About 2:15 that afternoon, Gerald Chapman Sr., who lived in a farm house near the bottom of Sunset Hill, was on his way home from work. He told the Edwardsville Intelligencer that he had the habit of driving onto a wooden bridge to check the creek level after a rain. That day he spotted something – or someone – in the creek and feared it might be his nine-year-old son Gerald. The father leaped out of his car without taking it out of gear. The car rolled forward another 25 feet before coming to rest in a field.

The body of 36-year-old Gene Reed was discovered in a shallow creek near the intersection of Bypass 66 and Route 157 southwest of Edwardsville, near the present-day location of the Mustang Corral.
Photo by Cheryl Eichar Jett.
It was not his son in the creek – it was Gene Reed, someone else's son, brother, and father. The crime scene was on a private road just southwest of the intersection of Bypass 66 and Route 157 and state troopers and county officials soon arrived.
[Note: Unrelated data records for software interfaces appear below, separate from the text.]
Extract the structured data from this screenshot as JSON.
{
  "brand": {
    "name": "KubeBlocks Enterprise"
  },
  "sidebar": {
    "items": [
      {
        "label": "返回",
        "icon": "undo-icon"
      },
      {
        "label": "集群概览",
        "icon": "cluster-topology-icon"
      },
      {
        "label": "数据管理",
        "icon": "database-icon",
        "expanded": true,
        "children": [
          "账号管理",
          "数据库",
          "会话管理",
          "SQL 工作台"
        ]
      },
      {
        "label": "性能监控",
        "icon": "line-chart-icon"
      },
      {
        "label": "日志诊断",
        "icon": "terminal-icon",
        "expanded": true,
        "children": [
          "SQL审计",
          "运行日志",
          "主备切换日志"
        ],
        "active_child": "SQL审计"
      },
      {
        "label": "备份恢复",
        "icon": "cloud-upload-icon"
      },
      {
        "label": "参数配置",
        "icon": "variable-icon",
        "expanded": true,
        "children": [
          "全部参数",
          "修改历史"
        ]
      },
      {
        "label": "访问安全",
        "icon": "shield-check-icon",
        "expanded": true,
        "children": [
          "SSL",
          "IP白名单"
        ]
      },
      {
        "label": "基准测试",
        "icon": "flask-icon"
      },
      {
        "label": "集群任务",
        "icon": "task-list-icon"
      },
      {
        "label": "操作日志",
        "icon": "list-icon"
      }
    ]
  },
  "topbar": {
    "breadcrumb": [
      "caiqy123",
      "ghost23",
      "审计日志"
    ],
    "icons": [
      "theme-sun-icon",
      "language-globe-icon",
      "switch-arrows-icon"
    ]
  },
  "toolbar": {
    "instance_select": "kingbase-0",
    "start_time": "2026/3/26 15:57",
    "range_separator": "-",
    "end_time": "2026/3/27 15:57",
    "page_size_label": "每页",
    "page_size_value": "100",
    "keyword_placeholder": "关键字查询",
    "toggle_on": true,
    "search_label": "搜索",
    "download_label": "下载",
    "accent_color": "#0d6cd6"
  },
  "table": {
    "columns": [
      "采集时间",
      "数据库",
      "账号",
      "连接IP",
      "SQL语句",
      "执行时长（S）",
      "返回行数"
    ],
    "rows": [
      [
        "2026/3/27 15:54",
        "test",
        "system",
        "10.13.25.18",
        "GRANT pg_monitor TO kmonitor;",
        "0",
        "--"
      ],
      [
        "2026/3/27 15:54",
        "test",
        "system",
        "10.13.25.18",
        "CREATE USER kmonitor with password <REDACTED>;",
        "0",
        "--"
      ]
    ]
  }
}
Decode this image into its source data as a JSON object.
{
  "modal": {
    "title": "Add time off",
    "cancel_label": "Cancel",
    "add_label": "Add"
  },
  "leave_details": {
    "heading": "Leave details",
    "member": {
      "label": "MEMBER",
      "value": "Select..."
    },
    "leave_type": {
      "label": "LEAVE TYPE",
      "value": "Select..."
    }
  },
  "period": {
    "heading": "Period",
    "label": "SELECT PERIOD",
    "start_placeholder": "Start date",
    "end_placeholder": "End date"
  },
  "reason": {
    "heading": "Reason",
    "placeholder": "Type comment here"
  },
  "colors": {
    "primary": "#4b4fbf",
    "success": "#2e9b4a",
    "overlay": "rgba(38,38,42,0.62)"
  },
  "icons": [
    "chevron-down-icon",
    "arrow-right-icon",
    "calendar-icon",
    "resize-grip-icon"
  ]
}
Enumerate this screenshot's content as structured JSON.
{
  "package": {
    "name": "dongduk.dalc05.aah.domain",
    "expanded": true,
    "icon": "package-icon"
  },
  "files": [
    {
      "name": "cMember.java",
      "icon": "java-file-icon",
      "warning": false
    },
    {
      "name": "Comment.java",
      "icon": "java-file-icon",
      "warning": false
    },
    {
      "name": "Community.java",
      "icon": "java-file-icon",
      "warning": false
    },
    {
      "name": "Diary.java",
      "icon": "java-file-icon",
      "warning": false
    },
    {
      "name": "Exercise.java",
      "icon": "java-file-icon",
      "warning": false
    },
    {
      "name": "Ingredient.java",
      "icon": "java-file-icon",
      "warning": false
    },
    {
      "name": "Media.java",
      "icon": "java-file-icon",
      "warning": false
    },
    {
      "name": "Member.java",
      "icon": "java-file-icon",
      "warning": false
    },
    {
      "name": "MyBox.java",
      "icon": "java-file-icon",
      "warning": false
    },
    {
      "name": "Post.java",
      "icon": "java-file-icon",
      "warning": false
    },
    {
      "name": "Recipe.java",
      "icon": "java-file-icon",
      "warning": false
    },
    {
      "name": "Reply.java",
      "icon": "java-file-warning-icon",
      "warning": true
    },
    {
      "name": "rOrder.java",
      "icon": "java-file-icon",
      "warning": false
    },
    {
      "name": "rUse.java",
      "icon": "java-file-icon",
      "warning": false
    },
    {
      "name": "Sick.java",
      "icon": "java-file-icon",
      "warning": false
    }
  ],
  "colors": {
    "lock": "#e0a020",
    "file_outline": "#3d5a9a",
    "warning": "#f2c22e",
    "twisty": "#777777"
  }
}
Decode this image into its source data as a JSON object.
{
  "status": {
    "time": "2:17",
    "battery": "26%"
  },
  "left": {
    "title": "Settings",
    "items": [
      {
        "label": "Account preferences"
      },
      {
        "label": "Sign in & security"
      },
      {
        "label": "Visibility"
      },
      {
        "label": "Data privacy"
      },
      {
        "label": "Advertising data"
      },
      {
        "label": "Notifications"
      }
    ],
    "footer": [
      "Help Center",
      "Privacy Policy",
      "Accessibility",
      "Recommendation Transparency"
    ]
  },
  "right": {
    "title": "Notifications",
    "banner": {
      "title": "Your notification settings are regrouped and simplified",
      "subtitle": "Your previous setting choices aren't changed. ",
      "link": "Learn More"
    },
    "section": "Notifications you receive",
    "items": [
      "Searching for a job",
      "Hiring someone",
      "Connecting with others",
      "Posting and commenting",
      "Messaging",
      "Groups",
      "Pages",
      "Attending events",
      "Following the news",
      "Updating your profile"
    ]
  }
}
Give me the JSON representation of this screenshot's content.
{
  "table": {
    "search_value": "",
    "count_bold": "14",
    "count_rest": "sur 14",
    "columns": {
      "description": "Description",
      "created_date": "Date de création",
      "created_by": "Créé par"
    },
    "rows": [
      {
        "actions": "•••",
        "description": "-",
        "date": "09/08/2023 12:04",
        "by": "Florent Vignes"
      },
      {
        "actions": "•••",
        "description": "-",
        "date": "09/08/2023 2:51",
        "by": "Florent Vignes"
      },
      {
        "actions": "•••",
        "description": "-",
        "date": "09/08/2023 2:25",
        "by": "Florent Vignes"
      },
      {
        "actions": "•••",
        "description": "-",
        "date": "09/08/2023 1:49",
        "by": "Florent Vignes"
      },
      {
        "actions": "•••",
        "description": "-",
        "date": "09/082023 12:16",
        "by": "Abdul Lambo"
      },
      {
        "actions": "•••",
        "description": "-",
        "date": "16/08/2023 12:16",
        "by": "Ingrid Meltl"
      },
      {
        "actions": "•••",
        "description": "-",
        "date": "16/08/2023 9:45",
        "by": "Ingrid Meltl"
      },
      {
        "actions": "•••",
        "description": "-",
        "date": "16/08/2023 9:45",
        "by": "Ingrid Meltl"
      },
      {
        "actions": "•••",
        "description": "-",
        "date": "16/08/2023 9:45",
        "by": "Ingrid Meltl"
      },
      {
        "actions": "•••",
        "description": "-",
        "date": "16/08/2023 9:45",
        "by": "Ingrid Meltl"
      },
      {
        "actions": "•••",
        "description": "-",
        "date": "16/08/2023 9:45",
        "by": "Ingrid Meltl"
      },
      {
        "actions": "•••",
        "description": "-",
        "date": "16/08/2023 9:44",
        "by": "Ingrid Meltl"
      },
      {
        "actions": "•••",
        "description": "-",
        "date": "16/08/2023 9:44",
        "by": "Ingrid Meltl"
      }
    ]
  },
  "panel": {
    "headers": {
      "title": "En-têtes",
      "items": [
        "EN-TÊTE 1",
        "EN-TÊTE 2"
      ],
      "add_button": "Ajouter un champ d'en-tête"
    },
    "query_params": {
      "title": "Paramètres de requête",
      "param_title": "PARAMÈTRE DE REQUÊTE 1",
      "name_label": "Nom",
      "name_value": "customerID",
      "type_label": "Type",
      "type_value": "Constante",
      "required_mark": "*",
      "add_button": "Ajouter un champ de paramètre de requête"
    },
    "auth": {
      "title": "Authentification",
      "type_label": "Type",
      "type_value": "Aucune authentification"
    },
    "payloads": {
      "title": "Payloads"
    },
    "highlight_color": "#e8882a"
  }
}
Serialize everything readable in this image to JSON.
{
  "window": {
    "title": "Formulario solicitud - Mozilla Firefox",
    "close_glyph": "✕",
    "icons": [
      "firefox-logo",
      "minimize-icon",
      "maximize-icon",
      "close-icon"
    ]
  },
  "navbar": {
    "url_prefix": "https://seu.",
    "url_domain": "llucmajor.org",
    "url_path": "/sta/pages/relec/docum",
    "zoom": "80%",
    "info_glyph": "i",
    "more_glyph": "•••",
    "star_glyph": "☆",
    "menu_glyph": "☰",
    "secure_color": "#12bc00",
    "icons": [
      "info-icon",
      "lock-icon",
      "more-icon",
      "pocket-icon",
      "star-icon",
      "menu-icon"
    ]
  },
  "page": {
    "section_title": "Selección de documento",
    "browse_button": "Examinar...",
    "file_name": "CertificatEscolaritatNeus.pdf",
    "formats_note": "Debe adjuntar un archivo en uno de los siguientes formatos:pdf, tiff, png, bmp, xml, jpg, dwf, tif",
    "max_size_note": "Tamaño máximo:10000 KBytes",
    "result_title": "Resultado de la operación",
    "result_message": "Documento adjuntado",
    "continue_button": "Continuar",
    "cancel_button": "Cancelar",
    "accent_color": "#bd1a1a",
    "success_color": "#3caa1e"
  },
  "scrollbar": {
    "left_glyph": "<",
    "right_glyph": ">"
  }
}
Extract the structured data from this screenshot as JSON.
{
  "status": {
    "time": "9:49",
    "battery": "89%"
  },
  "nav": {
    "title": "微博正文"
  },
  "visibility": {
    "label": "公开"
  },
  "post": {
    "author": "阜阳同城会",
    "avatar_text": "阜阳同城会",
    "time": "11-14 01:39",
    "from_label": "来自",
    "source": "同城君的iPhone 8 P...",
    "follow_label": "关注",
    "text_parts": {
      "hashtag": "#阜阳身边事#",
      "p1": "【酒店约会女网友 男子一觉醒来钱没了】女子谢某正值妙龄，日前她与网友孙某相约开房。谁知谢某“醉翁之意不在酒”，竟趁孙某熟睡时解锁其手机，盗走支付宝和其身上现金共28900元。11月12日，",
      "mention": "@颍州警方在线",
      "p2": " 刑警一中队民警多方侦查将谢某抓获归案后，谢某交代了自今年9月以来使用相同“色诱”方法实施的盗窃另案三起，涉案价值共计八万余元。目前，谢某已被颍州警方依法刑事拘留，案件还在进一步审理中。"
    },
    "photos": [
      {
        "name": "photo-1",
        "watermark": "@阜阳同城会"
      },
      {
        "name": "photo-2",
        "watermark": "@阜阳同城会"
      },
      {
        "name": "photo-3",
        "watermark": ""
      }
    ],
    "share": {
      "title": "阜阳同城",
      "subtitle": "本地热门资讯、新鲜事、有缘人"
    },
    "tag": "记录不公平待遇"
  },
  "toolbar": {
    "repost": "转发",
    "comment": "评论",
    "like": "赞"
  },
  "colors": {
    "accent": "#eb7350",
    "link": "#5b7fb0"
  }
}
Papers in Reed's wallet provided identification which was verified that night by his brothers. Witnesses, including neighbors and a truckdriver, spoke to law enforcement officers and described cars they had seen in the vicinity. Madison County Sheriff George Musso was quoted as saying that there “was apparently no connection between the Reed slaying and a fatal holdup and beating near the Chain of Rocks Bridge” that same morning.

Gene Reed's funeral was held at the Carroll Funeral Home in Litchfield the following Sunday. He was buried in Sunnyside Cemetery at Sorento, where he had formerly lived. Besides his wife and four children, he left his mother, Mrs. Virginia Sloan Reed, and three brothers, Bill, Roland, and Jerry, and a sister, Mrs. Glen Deffenbaugh. His fifth child was born shortly after his death.

This photo of Albert Eugene "Gene" Reed is tattered and worn from the many years that his daughter, Jackie Reed Street, has carried it with her. Jackie was just seven years old at the time of her father's death.
Courtesy of Jackie Reed Street.
In the next post, follow York and Latham's route from the Edwardsville area to Mitchell, where their fifth victim was unknowingly waiting in their path at the Twin Oaks Gas for Less Hiway 66 service station.